# YOUR GOAL
Your output should be each line from the material below that has the word "label".

►

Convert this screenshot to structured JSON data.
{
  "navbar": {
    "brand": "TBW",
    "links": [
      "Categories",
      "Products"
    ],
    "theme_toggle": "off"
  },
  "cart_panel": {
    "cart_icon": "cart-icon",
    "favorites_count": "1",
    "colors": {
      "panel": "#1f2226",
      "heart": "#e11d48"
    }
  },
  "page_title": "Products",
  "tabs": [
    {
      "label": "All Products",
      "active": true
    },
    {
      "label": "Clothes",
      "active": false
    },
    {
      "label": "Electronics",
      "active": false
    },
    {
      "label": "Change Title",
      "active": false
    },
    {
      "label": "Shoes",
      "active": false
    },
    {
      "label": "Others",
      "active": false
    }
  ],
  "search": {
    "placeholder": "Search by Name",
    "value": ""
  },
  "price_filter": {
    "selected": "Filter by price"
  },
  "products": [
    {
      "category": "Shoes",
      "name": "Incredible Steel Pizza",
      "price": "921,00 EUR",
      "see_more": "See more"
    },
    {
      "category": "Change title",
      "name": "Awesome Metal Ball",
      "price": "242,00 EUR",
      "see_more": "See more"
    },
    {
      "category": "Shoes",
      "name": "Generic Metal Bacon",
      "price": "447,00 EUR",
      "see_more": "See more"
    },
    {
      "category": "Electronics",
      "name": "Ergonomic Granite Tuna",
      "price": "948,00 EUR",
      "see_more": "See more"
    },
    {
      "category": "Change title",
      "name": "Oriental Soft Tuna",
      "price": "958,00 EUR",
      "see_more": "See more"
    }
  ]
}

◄

# REPLY
      "label": "All Products",
      "label": "Clothes",
      "label": "Electronics",
      "label": "Change Title",
      "label": "Shoes",
      "label": "Others",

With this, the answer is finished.